*** Opening MATERIAL FOR THE TASK ***

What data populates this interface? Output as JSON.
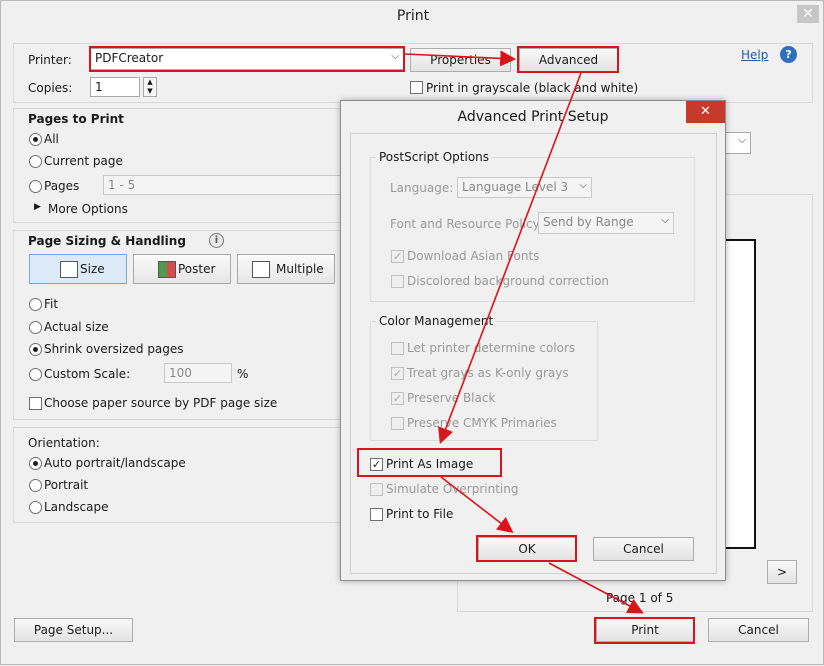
{
  "window": {
    "title": "Print",
    "close_glyph": "✕"
  },
  "printer": {
    "label": "Printer:",
    "value": "PDFCreator",
    "properties_label": "Properties",
    "advanced_label": "Advanced",
    "help_label": "Help",
    "help_icon": "?"
  },
  "copies": {
    "label": "Copies:",
    "value": "1",
    "grayscale_label": "Print in grayscale (black and white)"
  },
  "pages_to_print": {
    "heading": "Pages to Print",
    "all_label": "All",
    "current_label": "Current page",
    "pages_label": "Pages",
    "pages_value": "1 - 5",
    "more_label": "More Options",
    "selected": "All"
  },
  "sizing": {
    "heading": "Page Sizing & Handling",
    "info_icon": "i",
    "size_label": "Size",
    "poster_label": "Poster",
    "multiple_label": "Multiple",
    "fit_label": "Fit",
    "actual_label": "Actual size",
    "shrink_label": "Shrink oversized pages",
    "custom_label": "Custom Scale:",
    "custom_value": "100",
    "percent": "%",
    "paper_source_label": "Choose paper source by PDF page size",
    "selected": "Shrink oversized pages"
  },
  "orientation": {
    "heading": "Orientation:",
    "auto_label": "Auto portrait/landscape",
    "portrait_label": "Portrait",
    "landscape_label": "Landscape",
    "selected": "Auto portrait/landscape"
  },
  "preview": {
    "page_info": "Page 1 of 5",
    "next_label": ">"
  },
  "footer": {
    "page_setup_label": "Page Setup...",
    "print_label": "Print",
    "cancel_label": "Cancel"
  },
  "advanced_dialog": {
    "title": "Advanced Print Setup",
    "close_glyph": "✕",
    "postscript": {
      "heading": "PostScript Options",
      "language_label": "Language:",
      "language_value": "Language Level 3",
      "font_label": "Font and Resource Policy:",
      "font_value": "Send by Range",
      "download_asian_label": "Download Asian Fonts",
      "discolored_label": "Discolored background correction"
    },
    "color": {
      "heading": "Color Management",
      "let_printer_label": "Let printer determine colors",
      "treat_grays_label": "Treat grays as K-only grays",
      "preserve_black_label": "Preserve Black",
      "preserve_cmyk_label": "Preserve CMYK Primaries"
    },
    "print_as_image_label": "Print As Image",
    "simulate_overprinting_label": "Simulate Overprinting",
    "print_to_file_label": "Print to File",
    "ok_label": "OK",
    "cancel_label": "Cancel"
  },
  "colors": {
    "annotation_red": "#d9141b",
    "link_blue": "#1a5fb4"
  }
}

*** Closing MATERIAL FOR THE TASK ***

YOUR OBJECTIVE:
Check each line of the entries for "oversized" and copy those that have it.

EXERCISE OUTPUT:
    "shrink_label": "Shrink oversized pages",
    "selected": "Shrink oversized pages"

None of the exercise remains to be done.